An excellent result 'is obtainedby first grinding a 15 bevel on 'the end of the tube to form the edge 8. The
opposite wall is then a long pointed extension of the tube. This extension is then bent upwardly and the end beyond the plane of the edge '8 ground back to conform to the original bevel. 'Bending the tube extension, unless done in a die under pressure 'may cause slight deformation or crimping of the tube Wall. This may be dressed off to leave a smooth and evenly curved skid surface merging into the cylindrical surface of the tube, and the rounded edge of the point, asbest seen in Fig. 2, may then be dressed and sharpened as desired.
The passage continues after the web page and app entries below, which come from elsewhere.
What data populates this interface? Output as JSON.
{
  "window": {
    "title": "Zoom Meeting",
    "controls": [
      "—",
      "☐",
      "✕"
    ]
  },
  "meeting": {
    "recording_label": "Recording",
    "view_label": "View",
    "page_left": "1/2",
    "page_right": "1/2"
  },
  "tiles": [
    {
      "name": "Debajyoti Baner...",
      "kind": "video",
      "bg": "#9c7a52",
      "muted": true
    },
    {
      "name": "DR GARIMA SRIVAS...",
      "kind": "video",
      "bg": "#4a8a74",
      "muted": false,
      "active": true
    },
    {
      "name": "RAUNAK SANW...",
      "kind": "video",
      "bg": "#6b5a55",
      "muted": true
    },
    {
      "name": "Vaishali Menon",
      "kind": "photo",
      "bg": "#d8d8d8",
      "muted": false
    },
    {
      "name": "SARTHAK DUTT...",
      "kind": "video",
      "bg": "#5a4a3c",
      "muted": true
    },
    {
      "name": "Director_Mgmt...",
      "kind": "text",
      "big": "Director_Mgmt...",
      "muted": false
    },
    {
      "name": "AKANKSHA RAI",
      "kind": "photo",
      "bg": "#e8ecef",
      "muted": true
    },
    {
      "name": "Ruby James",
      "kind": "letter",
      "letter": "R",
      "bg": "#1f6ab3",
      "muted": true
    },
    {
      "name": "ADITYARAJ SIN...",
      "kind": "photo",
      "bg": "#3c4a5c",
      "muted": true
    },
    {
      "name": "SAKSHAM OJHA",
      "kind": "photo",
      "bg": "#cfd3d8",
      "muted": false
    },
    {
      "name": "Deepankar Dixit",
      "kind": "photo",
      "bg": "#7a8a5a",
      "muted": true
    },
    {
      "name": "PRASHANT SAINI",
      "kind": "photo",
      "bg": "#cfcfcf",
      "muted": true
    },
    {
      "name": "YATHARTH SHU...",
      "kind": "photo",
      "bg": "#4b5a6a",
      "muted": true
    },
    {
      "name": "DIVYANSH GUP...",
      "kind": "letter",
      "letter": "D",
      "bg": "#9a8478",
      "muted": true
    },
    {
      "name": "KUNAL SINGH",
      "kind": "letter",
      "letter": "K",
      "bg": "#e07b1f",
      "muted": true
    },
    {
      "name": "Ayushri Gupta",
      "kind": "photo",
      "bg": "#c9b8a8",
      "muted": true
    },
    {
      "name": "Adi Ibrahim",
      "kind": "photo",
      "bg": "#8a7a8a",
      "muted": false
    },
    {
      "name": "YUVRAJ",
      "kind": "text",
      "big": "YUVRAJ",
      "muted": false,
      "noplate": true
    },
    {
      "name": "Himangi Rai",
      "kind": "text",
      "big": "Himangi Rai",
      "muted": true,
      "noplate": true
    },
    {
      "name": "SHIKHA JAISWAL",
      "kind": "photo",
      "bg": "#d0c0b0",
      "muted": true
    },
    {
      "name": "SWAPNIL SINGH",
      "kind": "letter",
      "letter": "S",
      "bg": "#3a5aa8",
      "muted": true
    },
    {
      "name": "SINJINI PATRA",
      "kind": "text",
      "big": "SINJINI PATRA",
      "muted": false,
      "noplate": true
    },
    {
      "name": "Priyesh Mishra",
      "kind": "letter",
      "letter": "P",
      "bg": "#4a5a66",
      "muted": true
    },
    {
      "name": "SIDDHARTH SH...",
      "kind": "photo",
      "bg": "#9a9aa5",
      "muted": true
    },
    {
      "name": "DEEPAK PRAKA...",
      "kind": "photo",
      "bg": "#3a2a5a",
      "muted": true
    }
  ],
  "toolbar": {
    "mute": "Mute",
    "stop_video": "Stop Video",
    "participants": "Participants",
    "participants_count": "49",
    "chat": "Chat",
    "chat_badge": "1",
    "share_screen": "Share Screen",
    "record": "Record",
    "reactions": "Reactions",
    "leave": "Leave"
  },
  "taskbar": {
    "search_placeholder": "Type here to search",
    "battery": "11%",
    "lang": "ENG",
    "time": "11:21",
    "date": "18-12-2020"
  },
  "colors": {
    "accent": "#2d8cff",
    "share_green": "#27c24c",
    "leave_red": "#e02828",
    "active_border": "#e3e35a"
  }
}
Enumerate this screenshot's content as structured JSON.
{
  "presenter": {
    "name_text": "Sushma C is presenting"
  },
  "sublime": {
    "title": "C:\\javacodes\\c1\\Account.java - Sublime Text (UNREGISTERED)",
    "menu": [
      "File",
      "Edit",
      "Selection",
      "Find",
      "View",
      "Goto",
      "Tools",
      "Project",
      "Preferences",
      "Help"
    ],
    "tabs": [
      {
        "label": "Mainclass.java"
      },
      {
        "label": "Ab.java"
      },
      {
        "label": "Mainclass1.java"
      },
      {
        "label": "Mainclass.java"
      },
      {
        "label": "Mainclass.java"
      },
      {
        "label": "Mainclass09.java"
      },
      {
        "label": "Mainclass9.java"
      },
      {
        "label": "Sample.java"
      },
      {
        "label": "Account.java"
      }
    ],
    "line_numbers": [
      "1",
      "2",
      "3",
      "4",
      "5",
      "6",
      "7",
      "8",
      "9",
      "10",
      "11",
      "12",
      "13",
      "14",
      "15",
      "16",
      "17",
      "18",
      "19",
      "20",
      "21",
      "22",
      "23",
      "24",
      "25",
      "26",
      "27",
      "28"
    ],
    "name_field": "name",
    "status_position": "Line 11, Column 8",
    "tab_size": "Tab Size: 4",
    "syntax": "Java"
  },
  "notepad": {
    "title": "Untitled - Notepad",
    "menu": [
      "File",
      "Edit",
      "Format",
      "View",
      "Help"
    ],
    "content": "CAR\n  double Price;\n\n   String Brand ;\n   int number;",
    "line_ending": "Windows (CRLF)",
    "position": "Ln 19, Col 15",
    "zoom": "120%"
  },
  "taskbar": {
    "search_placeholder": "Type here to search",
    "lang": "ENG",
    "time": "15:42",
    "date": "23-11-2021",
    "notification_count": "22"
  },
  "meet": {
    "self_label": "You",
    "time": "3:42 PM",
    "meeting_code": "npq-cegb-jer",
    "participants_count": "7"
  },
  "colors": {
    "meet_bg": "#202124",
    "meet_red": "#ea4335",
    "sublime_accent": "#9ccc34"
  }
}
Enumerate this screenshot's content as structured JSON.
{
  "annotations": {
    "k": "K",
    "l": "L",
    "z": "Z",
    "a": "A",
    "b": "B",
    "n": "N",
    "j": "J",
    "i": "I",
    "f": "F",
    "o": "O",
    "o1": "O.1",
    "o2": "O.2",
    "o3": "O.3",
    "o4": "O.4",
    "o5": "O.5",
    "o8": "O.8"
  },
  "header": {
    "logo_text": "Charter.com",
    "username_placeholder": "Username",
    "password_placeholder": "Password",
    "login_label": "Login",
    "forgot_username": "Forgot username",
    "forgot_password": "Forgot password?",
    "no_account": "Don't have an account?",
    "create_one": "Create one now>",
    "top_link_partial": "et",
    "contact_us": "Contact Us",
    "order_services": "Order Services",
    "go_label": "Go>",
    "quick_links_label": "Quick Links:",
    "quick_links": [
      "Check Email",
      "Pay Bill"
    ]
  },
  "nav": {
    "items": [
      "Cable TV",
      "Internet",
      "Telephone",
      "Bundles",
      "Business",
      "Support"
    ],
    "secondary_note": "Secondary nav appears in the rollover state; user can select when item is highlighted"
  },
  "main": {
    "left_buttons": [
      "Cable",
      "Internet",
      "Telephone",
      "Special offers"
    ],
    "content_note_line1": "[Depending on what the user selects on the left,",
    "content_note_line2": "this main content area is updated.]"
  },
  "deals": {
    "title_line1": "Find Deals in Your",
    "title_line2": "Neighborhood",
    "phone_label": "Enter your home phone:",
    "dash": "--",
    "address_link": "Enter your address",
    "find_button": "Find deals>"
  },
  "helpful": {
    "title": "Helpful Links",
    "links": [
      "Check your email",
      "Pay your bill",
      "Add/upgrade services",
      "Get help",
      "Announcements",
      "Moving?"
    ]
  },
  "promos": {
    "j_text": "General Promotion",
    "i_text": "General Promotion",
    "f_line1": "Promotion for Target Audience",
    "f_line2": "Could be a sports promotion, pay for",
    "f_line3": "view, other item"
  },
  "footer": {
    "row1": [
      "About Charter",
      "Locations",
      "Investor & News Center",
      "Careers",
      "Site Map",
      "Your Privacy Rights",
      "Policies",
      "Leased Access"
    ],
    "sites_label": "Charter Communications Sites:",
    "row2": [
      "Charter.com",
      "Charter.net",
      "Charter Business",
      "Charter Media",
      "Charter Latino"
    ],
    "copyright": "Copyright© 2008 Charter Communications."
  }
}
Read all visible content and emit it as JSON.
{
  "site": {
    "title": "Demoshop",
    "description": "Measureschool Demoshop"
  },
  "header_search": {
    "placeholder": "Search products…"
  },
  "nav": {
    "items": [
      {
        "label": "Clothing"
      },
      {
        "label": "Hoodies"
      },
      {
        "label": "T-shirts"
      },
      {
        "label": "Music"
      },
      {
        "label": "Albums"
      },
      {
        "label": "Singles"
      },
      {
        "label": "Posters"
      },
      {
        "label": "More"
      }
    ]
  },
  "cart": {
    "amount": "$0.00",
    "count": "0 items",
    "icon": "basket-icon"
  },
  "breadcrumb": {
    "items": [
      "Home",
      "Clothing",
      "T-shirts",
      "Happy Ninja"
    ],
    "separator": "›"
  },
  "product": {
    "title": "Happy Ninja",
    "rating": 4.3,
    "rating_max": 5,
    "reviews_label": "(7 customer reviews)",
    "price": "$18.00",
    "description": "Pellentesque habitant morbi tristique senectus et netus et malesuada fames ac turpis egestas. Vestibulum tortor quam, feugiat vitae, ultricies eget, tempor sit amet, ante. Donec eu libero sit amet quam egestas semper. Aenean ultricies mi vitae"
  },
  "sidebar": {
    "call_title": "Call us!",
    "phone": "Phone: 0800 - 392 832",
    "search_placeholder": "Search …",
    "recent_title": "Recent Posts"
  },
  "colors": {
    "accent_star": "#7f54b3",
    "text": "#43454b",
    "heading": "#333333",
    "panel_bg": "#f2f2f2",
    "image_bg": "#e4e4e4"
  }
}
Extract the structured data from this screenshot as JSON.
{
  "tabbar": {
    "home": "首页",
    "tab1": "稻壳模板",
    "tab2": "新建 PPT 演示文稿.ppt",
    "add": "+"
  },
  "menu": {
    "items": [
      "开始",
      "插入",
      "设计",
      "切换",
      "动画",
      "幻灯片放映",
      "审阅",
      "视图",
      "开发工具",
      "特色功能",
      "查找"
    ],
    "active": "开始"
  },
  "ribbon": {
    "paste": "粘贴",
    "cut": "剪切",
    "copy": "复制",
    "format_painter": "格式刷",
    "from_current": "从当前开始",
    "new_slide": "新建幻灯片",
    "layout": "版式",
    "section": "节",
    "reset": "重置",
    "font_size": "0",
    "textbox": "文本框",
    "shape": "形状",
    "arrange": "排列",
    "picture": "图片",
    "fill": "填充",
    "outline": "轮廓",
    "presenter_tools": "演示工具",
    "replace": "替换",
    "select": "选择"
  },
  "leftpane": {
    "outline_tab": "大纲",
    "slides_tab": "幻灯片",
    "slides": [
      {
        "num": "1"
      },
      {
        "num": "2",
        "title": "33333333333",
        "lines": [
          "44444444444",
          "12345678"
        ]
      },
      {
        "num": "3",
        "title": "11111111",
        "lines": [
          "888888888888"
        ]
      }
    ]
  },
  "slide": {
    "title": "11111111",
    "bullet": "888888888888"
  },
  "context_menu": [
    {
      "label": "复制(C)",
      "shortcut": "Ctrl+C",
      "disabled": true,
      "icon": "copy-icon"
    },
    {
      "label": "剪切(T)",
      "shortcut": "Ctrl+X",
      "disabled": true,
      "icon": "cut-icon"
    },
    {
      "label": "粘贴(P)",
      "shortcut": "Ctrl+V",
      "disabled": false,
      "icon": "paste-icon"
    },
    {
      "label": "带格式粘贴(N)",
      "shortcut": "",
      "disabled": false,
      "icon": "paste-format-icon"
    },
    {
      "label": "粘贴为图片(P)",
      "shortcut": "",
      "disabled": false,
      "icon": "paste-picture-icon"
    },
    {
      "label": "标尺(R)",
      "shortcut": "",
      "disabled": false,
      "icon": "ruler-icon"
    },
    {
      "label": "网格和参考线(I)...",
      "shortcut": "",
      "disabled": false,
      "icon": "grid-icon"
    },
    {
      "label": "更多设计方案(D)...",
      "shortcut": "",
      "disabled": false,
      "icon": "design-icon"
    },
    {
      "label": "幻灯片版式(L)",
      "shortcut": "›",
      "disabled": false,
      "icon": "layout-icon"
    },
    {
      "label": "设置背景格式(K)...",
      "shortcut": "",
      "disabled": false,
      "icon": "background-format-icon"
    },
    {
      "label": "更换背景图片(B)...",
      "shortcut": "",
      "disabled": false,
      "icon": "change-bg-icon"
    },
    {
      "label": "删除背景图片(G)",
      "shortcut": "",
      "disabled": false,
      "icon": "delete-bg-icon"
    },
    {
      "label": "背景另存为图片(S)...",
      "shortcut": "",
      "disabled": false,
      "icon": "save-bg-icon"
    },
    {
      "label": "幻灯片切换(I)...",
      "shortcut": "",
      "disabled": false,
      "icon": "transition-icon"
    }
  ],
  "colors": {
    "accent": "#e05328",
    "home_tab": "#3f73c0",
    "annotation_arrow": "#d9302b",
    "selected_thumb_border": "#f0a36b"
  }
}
The'needle shown in Fig. 3 differs structurally from thatjust described only in that in making it, the upturned end is retained, the extreme point 16 being approximately aligned with the uppermost element of the cylindrical tube as viewed in Fig. 3; and the edge 17 of the point orifice 18 lying in a concave and preferably cylindrical surface instead of in a plane as in Fig. 1. Both edge '8 of Fig. 1, and edge 17 of Fig. 3 surrounding the point orifices 11 and 18 respectively, extend from the point of the needle to a point on the cylindrical surface of the needle tube approximately opposite to the point at which the curve of the skid surface commences. Theshape of the needle shown in Fig. 3 with its faint suggestion of a hook, lends itself to facile and skilled introduction of the needle into a superficial vein, with the combined thrust and dip motion previously explained.
It is to be noted that the point orifice of either one of my needles is of greater cross sectional area than that of the passage through the tube, so that no restriction is offered to the injection of a treatment fluid into the vein,
dor the reverse movement of blood through the needle when it is used to withdraw bloodfromthevein.
It will also be seen that the skid surface of my needle aids the user in the selection of the precise point of entry and the angle at which penetration is to begin, since it may be pressed into the skin and drawn backwardly a short distance without injury to the skin while these values are determined. This procedure also tends to stretch the skin and ease penetration of the point.
A hypodermic needle comprising a cannula and an integral pointed end, said cannula having right cylindrical outer and inner surfaces, said pointed end having an open side, a closed side and a penetrating point located between the longitudinal axis of the cannula and the outer surface adjacent said open side, the median line of said closed side being curved outwardly with respect to a straight line extending from the penetrating point to the end of said outer cylindrical surface, said open side comprising a surface surrounding an opening cornmnnicating with the lumen of the cannula, the last named surface curving-inwardly with respect'to a straight line extending from the penetrating point to the end of said outer cylindrical surface of the cannula, the surface of said open side of said pointed end comprising a substantially cylindrical portion.
References Cited in the'file of this patent UNITED STATES PATENTS 387,454 Siegenthaler Aug. 7, 1888 2,416,391 Hixson Feb. 25, 1947 2,562,129 Scherer et al. July 24, 1951 2,717,599 Huber Sept. 13, 1955 FOREIGN PATENTS 137,455 Great Britain Jan. 15, 1920